The exhibit features countless articles of interest, including original records, tour costumes designed by Alexander McQueen and Prada, album artwork by Andy Warhol and instruments that were used to record some of the band’s most iconic songs, including “Paint It Black” and “Satisfaction.”
“Exhibitionism” is also engrossingly informative and teaches visitors about the band’s origins, including its iconic tongue and mouth logo, which was inspired by the Hindu goddess Kali, and its rise to fame that began in 1962.
Within the exhibit there is also a film narrated by Academy Award-winning director Martin Scorsese that chronicles the Stones’ performances over the course of their 55-year career.
The Stones’ extensive collection was magnificent, but the most intriguing part was the guitar collection. After walking through half of the exhibit, the custom-made guitars hanging from the walls are jaw-dropping.
The collection includes Mick Jagger’s 1963 Gibson Hummingbird, on which he wrote one of the world’s best known rock songs: “Sympathy for the Devil.” Attached to this piece of the exhibit is an area where you can pick a Rolling Stone hit and rearrange the bass, treble, vocals and instruments of each member to create your own personal spin on the song.
“Exhibitionism” is a lively, engaging experience that’s exciting for new and lifelong fans alike. The exhibit transports visitors through time as they watch the band evolve from a Beatles-esque imitation of traditional values of the 1960s to a groundbreaking, unconventional explosion of music and culture of the 1970s and 1980s.
Through the mind-blowing displays of original artwork and music, “Exhibitionism” encourages the denial of conformity and celebrates individuality and self-expression through doing what you love. It’s an inspiring collection that, perhaps inadvertently, encourages visitors to accept the unaccepted and sympathize with the devils in ourselves.

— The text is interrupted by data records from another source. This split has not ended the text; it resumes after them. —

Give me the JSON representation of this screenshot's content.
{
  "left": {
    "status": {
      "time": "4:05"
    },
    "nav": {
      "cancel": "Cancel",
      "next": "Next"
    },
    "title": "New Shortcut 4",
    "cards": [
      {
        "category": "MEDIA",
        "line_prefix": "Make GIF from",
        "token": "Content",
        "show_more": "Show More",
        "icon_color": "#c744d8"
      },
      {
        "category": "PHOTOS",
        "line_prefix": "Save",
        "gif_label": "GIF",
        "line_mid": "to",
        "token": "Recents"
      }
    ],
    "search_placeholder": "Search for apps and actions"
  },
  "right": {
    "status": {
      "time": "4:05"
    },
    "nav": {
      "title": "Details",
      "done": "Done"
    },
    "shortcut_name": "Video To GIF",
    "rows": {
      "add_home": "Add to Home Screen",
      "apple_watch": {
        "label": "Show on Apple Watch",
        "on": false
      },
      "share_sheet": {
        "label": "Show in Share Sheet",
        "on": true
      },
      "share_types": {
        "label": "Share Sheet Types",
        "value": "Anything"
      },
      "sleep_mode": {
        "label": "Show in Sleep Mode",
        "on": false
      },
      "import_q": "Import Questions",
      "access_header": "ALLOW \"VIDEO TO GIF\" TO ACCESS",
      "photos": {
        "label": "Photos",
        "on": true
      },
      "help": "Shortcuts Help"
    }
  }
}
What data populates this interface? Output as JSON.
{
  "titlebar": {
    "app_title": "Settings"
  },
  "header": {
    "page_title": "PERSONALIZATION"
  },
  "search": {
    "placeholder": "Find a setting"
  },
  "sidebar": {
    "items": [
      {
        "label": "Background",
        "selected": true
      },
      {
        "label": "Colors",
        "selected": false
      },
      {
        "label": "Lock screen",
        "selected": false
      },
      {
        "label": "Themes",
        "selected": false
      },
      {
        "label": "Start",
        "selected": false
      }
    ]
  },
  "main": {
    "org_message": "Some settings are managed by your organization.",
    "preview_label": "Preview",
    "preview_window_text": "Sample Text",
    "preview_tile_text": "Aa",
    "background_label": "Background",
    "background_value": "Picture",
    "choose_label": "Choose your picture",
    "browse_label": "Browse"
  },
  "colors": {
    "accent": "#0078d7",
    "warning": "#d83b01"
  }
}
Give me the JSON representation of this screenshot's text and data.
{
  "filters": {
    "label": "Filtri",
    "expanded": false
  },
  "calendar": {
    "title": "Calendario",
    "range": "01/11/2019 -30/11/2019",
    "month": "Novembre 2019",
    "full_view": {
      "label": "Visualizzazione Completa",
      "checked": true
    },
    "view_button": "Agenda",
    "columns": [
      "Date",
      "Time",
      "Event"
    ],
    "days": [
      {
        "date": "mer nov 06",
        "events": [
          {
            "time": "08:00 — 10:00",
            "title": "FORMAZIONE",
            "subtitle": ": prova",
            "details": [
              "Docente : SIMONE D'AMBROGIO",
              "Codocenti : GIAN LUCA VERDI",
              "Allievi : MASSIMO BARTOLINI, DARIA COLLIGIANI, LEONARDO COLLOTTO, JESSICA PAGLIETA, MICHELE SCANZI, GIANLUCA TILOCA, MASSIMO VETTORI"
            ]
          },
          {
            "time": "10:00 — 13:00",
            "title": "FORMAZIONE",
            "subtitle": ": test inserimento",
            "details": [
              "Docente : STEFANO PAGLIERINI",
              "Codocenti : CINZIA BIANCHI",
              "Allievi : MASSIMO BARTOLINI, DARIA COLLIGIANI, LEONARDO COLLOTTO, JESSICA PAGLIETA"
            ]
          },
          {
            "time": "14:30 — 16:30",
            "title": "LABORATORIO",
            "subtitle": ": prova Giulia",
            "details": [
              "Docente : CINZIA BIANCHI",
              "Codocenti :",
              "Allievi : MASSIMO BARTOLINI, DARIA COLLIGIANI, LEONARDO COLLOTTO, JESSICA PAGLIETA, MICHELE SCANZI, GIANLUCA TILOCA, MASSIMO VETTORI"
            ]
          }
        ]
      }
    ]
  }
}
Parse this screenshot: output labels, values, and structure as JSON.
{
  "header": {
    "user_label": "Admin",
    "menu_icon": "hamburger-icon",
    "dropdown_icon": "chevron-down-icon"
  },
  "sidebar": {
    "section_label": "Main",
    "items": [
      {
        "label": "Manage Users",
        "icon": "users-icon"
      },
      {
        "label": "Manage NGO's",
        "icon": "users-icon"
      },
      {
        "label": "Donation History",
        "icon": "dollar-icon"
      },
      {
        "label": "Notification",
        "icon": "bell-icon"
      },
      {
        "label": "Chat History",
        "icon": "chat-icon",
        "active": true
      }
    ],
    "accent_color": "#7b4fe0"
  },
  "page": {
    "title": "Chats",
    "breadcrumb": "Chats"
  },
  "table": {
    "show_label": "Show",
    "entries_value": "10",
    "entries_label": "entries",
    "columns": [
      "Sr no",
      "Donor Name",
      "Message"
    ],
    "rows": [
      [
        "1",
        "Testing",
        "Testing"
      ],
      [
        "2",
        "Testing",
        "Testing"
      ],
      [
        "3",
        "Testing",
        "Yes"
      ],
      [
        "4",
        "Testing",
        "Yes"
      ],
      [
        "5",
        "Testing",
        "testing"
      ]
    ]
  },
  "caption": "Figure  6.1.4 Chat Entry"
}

Exhibitionism is on display at Navy Pier through July 30. Ticket prices range from $20-$80, depending on age and package purchased.